Byrne also claimed he would approach local schools to encourage prospective students, especially those from poorer backgrounds, to consider university, and beyond this would like to do more to promote networks such as the LGBT both here and in the wider community. His other ideas include making more campus areas pedestrianised, by turning some roads into pavements. Byrne will missed the first weekend of campaigning because of filming for University Challenge, but hoped that the rest of the week would give him a chance to prove how “together we can make it work!”
Haligah has shown he is concerned with the welfare of students through his work in numerous mentoring positions. This has included working with students who are academically disadvantaged in some way, and working with college students. Inspired by system of mentoring in one of these colleges, Haligah said he would like to implement a similar system at University in which older students mentor new students.
He is also keen to follow in the footsteps of other Equal Opps and Welfare Officers by implementing a strong policy on sexual and mental health. Halligah describes himself as a “people person”, who likes meeting people and is willing to go out of his comfort zone in order to help others. He said he intends his campaign strategy to be “extravagant”.
Rosie Tressler is proposing to raise awareness of the role of Equal Opportunities & Welfare Officer and its relationship with the BME Officer, the Women’s Officer, the LGBT Officer and the Disabled Students Officer.

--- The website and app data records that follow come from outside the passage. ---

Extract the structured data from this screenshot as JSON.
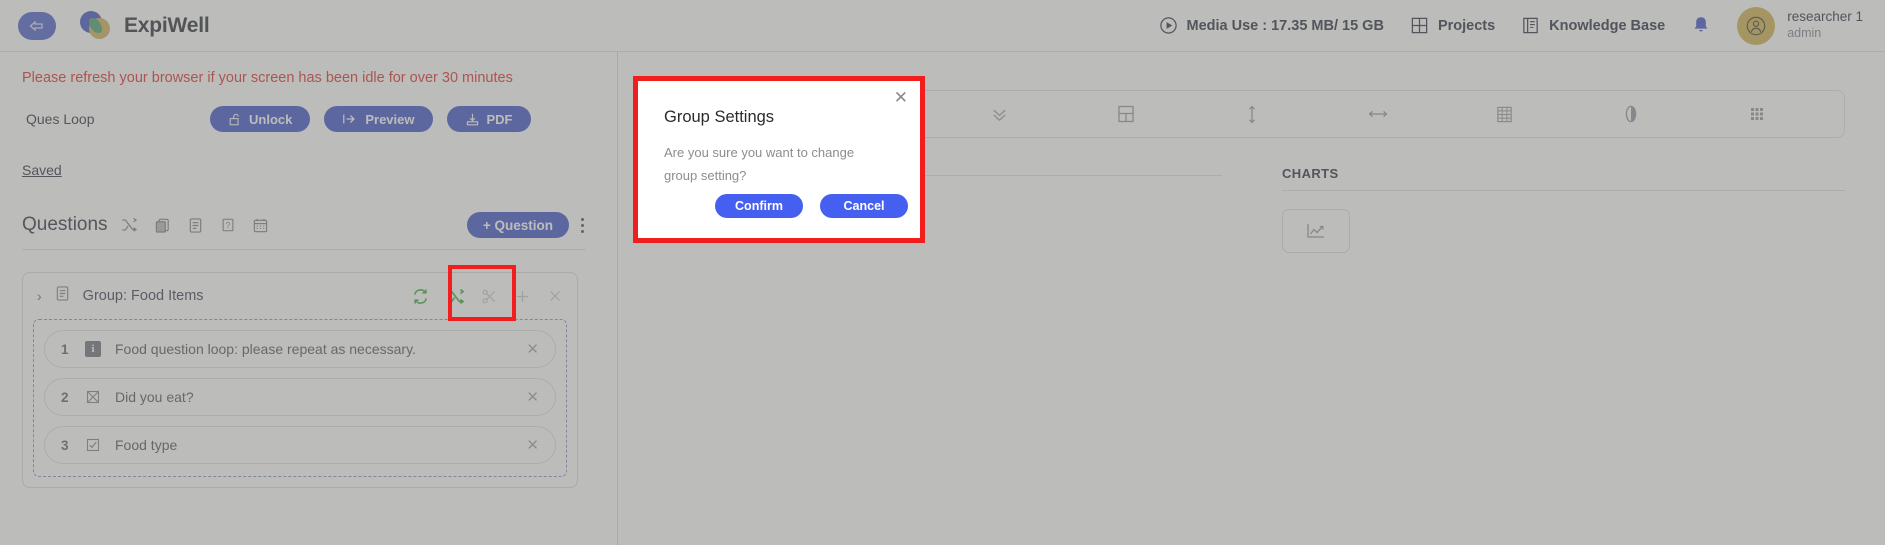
{
  "header": {
    "back_icon": "back-arrow-icon",
    "brand": "ExpiWell",
    "media_use": "Media Use : 17.35 MB/ 15 GB",
    "projects": "Projects",
    "knowledge_base": "Knowledge Base",
    "notifications_icon": "bell-icon",
    "user_name": "researcher 1",
    "user_role": "admin",
    "accent_blue": "#4f63cf",
    "avatar_gold": "#d4b75f"
  },
  "left": {
    "warning": "Please refresh your browser if your screen has been idle for over 30 minutes",
    "loop_label": "Ques Loop",
    "buttons": [
      {
        "label": "Unlock",
        "icon": "unlock-icon"
      },
      {
        "label": "Preview",
        "icon": "preview-icon"
      },
      {
        "label": "PDF",
        "icon": "pdf-icon"
      }
    ],
    "saved": "Saved",
    "questions_title": "Questions",
    "questions_icons": [
      "shuffle-icon",
      "copy-icon",
      "page-icon",
      "help-icon",
      "calendar-icon"
    ],
    "add_question": "+ Question",
    "kebab": "more-options-icon",
    "group": {
      "title": "Group: Food Items",
      "expand_icon": "chevron-right-icon",
      "list_icon": "list-icon",
      "actions": [
        {
          "name": "loop-icon",
          "state": "active"
        },
        {
          "name": "shuffle-icon",
          "state": "active"
        },
        {
          "name": "scissors-icon",
          "state": "dim"
        },
        {
          "name": "add-icon",
          "state": "dim"
        },
        {
          "name": "close-icon",
          "state": "dim"
        }
      ],
      "questions": [
        {
          "num": "1",
          "type_icon": "info-icon",
          "text": "Food question loop: please repeat as necessary."
        },
        {
          "num": "2",
          "type_icon": "multiple-choice-icon",
          "text": "Did you eat?"
        },
        {
          "num": "3",
          "type_icon": "checkbox-icon",
          "text": "Food type"
        }
      ]
    }
  },
  "right": {
    "toolbar_icons": [
      "star-icon",
      "info-icon",
      "chevrons-down-icon",
      "layout-icon",
      "vertical-resize-icon",
      "horizontal-resize-icon",
      "table-image-icon",
      "contrast-icon",
      "grid-icon"
    ],
    "columns": [
      {
        "title": "",
        "tile_icon": "image-placeholder-icon"
      },
      {
        "title": "CHARTS",
        "tile_icon": "chart-icon"
      }
    ]
  },
  "modal": {
    "title": "Group Settings",
    "message": "Are you sure you want to change group setting?",
    "confirm": "Confirm",
    "cancel": "Cancel",
    "close_icon": "close-icon",
    "highlight_color": "#f41d1d",
    "button_color": "#4560f0"
  }
}
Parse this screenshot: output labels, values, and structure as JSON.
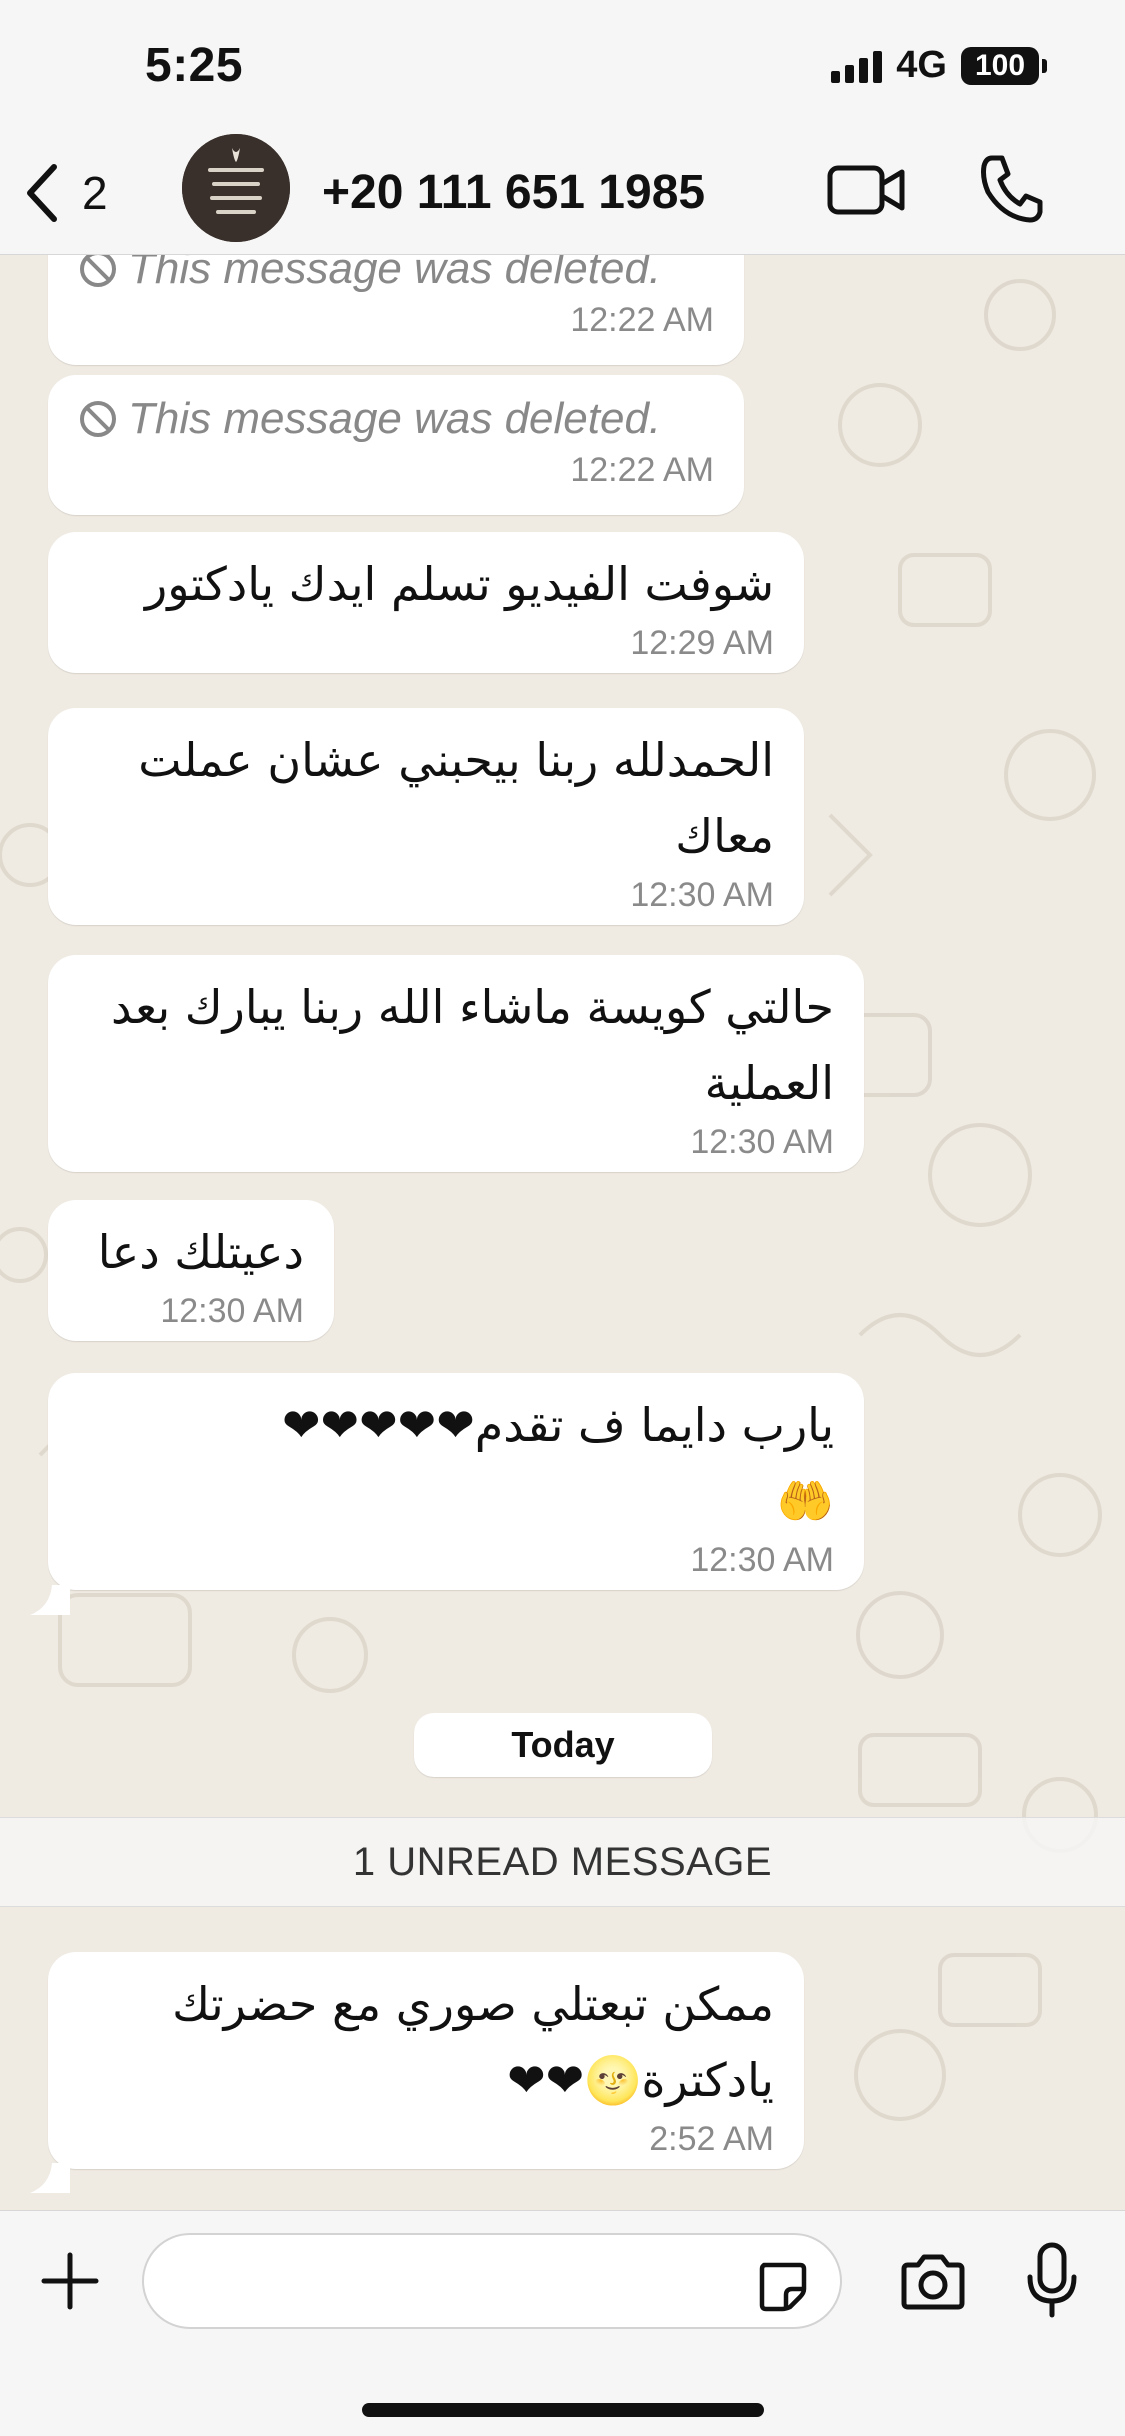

Tressler is planning to expand student health schemes through “the expansion of Easy Tiger, free water fountains and vegetarian, vegan, kosher and halal food options around campus”, on top of a “Buddy Network orientated to help freshers settle more easily to university life”.
Tressler is also seeking to expand student relations through regular one-to-one office hours, ‘tea parties’ in SU Hubs & Satellite Campuses in order to “encourage Student feedback in a comfortable environment”. Tressler, as current Women’s Officer, feels she has had “relevant experience” and “appreciates how hard it is to raise the profile of a network”. Tressler feels she has realistic policies and intends to focus on putting them into practice.
Sophie Hindley describes the Equal Opportunities and Welfare Officer as having “an important position at University” and relishes the “opportunity to address issues and problems faced by students”. Hindley wants to dispel the stigma attached to STI treatment and extend Sexual Health Screening not just for Freshers but for all years as well as raise awareness of the services the University has to offer.
Hindley wants to increase the use of media SRS to enhance campaigns in order to reach more students to ensure fair representation, including the representation of satellite campuses. All of these are intended to encourage feedback from students in order to address problems that need to be targeted.Hindley plans to implement these policies through “work with media SRS to target all years, contacting societies, health societies” as well as more student surveys to “see if the policies are working or not”. Hindley describes herself as “approachable, happy to listen and passionate”.
Images by Helen Miller